Churchouse has recently moved from being Head of Customer Engagement to being the Head of People and Practice for Creative HQ and it’s clear that community has always been at the heart of what he does. So what’s his why? Nick narrowed it down for us to two things, “the generosity and social investment – from this diverse group of people.” The Wellington startup / business community is tight-knit, people care and are invested in each other, he says. “I have seen this time and time again over the past 10 years in an innate sort of immune system that protects the community against elements which don’t help it.”
Those who are in it know working in a startup is an incredibly hard gig. The compromises are great and the benefits are few, and often there is only a sniff of something awesome in the future.
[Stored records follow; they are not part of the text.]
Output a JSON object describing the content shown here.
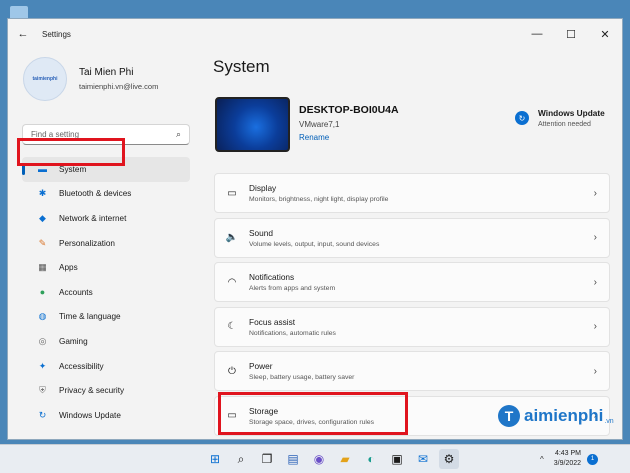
{
  "window": {
    "title": "Settings",
    "controls": {
      "minimize": "—",
      "maximize": "☐",
      "close": "✕"
    }
  },
  "profile": {
    "avatar_text": "taimienphi",
    "name": "Tai Mien Phi",
    "email": "taimienphi.vn@live.com"
  },
  "search": {
    "placeholder": "Find a setting"
  },
  "sidebar": {
    "items": [
      {
        "label": "System",
        "icon": "monitor-icon",
        "active": true
      },
      {
        "label": "Bluetooth & devices",
        "icon": "bluetooth-icon"
      },
      {
        "label": "Network & internet",
        "icon": "wifi-icon"
      },
      {
        "label": "Personalization",
        "icon": "brush-icon"
      },
      {
        "label": "Apps",
        "icon": "apps-icon"
      },
      {
        "label": "Accounts",
        "icon": "person-icon"
      },
      {
        "label": "Time & language",
        "icon": "globe-icon"
      },
      {
        "label": "Gaming",
        "icon": "gamepad-icon"
      },
      {
        "label": "Accessibility",
        "icon": "accessibility-icon"
      },
      {
        "label": "Privacy & security",
        "icon": "shield-icon"
      },
      {
        "label": "Windows Update",
        "icon": "update-icon"
      }
    ]
  },
  "main": {
    "title": "System",
    "device": {
      "name": "DESKTOP-BOI0U4A",
      "model": "VMware7,1",
      "rename": "Rename"
    },
    "windows_update": {
      "title": "Windows Update",
      "status": "Attention needed"
    },
    "cards": [
      {
        "title": "Display",
        "desc": "Monitors, brightness, night light, display profile",
        "icon": "display-icon"
      },
      {
        "title": "Sound",
        "desc": "Volume levels, output, input, sound devices",
        "icon": "speaker-icon"
      },
      {
        "title": "Notifications",
        "desc": "Alerts from apps and system",
        "icon": "bell-icon"
      },
      {
        "title": "Focus assist",
        "desc": "Notifications, automatic rules",
        "icon": "moon-icon"
      },
      {
        "title": "Power",
        "desc": "Sleep, battery usage, battery saver",
        "icon": "power-icon"
      },
      {
        "title": "Storage",
        "desc": "Storage space, drives, configuration rules",
        "icon": "storage-icon"
      }
    ]
  },
  "watermark": {
    "text": "aimienphi",
    "initial": "T",
    "suffix": ".vn"
  },
  "taskbar": {
    "clock_time": "4:43 PM",
    "clock_date": "3/9/2022",
    "notification_count": "1"
  },
  "colors": {
    "accent": "#005fb8",
    "highlight": "#e0141e",
    "desktop": "#4a86b8"
  }
}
Everyday Creative HQ works with this community, and Churchouse knows more than most about how community can impact an individual. “Having a community which you can relate to, and rely on is often the difference between survival and madness (or more clinically diagnosable versions of same). The rise of shared spaces, coworking and the ‘startup cult’ has roots in this need to be among people on a similar journey. A community is critical to these individuals and is something we could do more of in New Zealand around SME owners.”
And what about community’s impact on innovation? It’s two-fold, he says. A good community should support and nurture talent and ingenuity, but for true innovation, you need challenge, pressure and a culture of high expectation. “Communities lacking self-awareness and ways to both support AND challenge their members could be the very thing getting in the way of achieving something truly impactful by instead nurturing ordinary ideas.”
Building engaged communities means also taking the responsibility to nourish them. It means tending their roots, feeding them and then standing back and making room for them to grow. Churchouse relates it to having children, “you give them as much as you can afford to, introduce them to new experiences and learning, and encourage the right mix of aspiration, self-belief and mutual respect. And then trust that they’ll do good things with it.”
“Creative HQ and our peer organisations across New Zealand have a responsibility to invest in the foundations of our startup communities, facilitate the evolution and then watch with pride as they flourish.”
Throughout October Creative HQ is focussing on “Community” hearing from experts, staff and alumni on the topic. Last month we focused on “Leadership“. Make sure you’re subscribed to our newsletter to get all this useful information in your inbox at the end of the month.